Tomato Cream Pasta
At this point, my recipe doesn't much follow the one in the book. Which is why I won't just copy it over here. The good news is, regardless of how much detail I go into, this is an insanely forgiving recipe. It's tomatoes, garlic, and cream. You can make it *better*, but so long as you don't burn it, I don't think it can be *bad.*
Step one: Cut some garlic into slices. Personally, I use 1/2 to 3/4 of a head. Your mileage may vary. Throw them into a *big* (nonstick, if possible) skillet. Add a splash of olive oil. enough to keep the garlic loose in. Turn the heat on low, and just let the garlic sweat. The longer you can do this, the sweeter the garlic will be ultimately, but it's all about patience. If the heat is too high, it will brown. No big deal. when the garlic is soft, brown, or you're bored;
Step two: The tomato step. Again, it's a forgiving recipe. I think it calls for fresh plum tomatoes, but I hate slipping them, so I just used canned. The best is, of course, muir glen, but any of the canned varieties work. If possible, I recommend the brands that come in the finally diced. You want a 14-16 oz can. Diced, nothing but tomatoes (no spices, etc, until you've tried the basic and decide how you want to experiment. I have used Muir Glen fire roasted, and it's not the same, but not bad.) Dump the tomatoes in and put the heat on low again for about forever. I like to cook them down basically to nothing, ultra ultra soft. But I'm not all that fond of tomatoes. :) The original recipe said 'until the fat seperates' and if you watch it, there's a point when that happens and the oil starts gathering at the edges of the pan. like I said, though, it's not rocket science. When you're bored, and/or the tomatoes seems squishy enough:
Step three: Cream! I get the medium sized heavy cream container (for those who need realish numbers, this is the 2 cup container, and you're going to use about 2/3 a cup of cream at a time). Dump about a third in to the pan, stir throughly until it's a solid color (sort of pink-ish orange, depending on how much you cooked the tomatoes) Again, lowish heat, just let it cook waaaaay down. WAY. I accidentally thought I'd burned it the first time I did it this way, but no. It was awesome. Sweet/carmelized. Add another third, mix it completely as above, turn the heat up and hover over it until it's cooked down to a thicker sauce. It's an imperfect science, but you basically want it to at least be thick enough to cling to pasta. (So if you have the pasta done already, or are still testing it at this point, I advise taste testing with the pieces of pasta, to see how it stays on the pasta. If you cook it down too much, just add a little more cream.

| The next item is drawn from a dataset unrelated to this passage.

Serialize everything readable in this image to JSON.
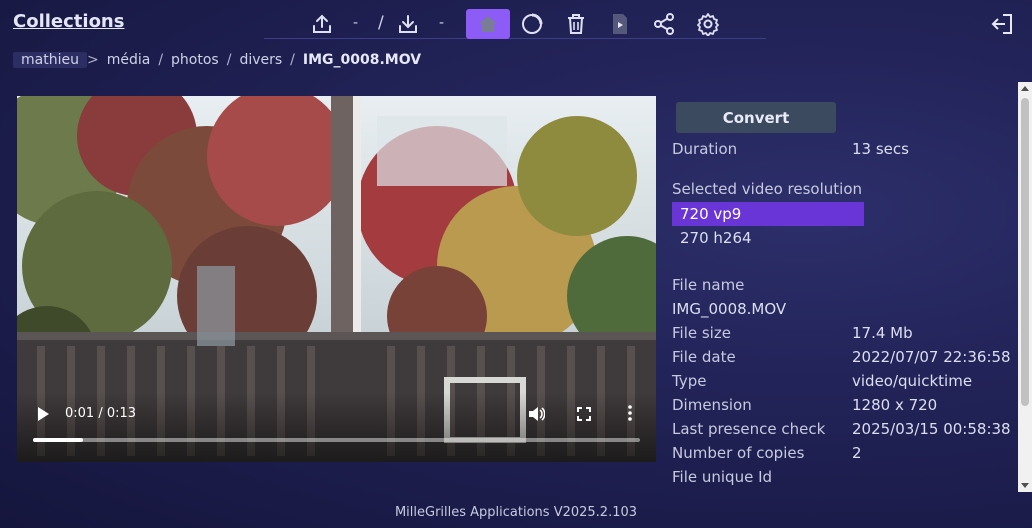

And you're done. Pour it over a pound box of pasta, ideally cartwheels, otherwise radiators or rotini work well. You want lots of surface area to catch the sauce--nothing like penne or elbows or etc. They aren't *bad*, but they are less awesome. I have been making this dish for...10 plus years, and I still scramble to get the pasta and sauce done at the same time. I *think* if you start the pasta in the water after you add the cream the first time, it'll work out okay. Luckily, you can take a break with the sauce (turn the heat off after cooking down the first dose of cream.) while you try to get the pasta caught up. It will be *best* fresh, but works just fine reheated. (by 'best' I mean that 4 of us ate it tonight and there are no leftovers at all, and at least two of us had seconds. I have also eaten half of it myself in one sitting.)
There is also a step .5, which goes...somewhere. It is 'add salt.' I usually forget it while cooking. Also, taste it repeatedly. It is awesome, and every step only gets better. (by the cream steps, I usually try to talk myself around to just eating it out of the pan directly.)
And if you come visit, or I come visit you, I will make it for you, and you can stand at my shoulder and watch and taste and learn all my tricks.
ETA: I just remembered there's a non-vegetarian version of this as well which some may be interested in. If you make the sausage variation, it is worth finding the cartwheel pasta to go with it.
I will explain my method, you can reason out your own alternatives easy enough: Get yourself some sausage. About a pound I think, depending on your fondness for meat. If you actually live somewhere civilized enough to have a butcher (I miss Lewisburg for the butcher shop if nothing else.), it's the not-hot/Italian option. Just plain old sausage. If you have to make do with a grocery store, you want a bland sausage, ideally pork and little/nothing more. Breakfast sausage might be your best bet. Freeze it overnight or so, and then cut the sausage into rings a little wider than a pencil/basic pen. Wheels, basically. I don't like the sausage casing, which is one reason why I like freezing it--it peels off easily that way, but even with the skin, frozen is easier to cut into wheels. It cooks just fine from frozen or fresh, so that doesn't matter. You add the wheels to the pan while you sweat the garlic, so you only need enough oil to keep the sausage from sticking long enough to produce it's own fat. Sweat the garlic/brown the sausage (carefully, if you have removed the skin, so it holds together). When the garlic is done, move to step two, proceed normally. At the end, you'll have pasta cartwheels mixing with slices of sausage in much the same shape, for a nice blend of tastes and textures.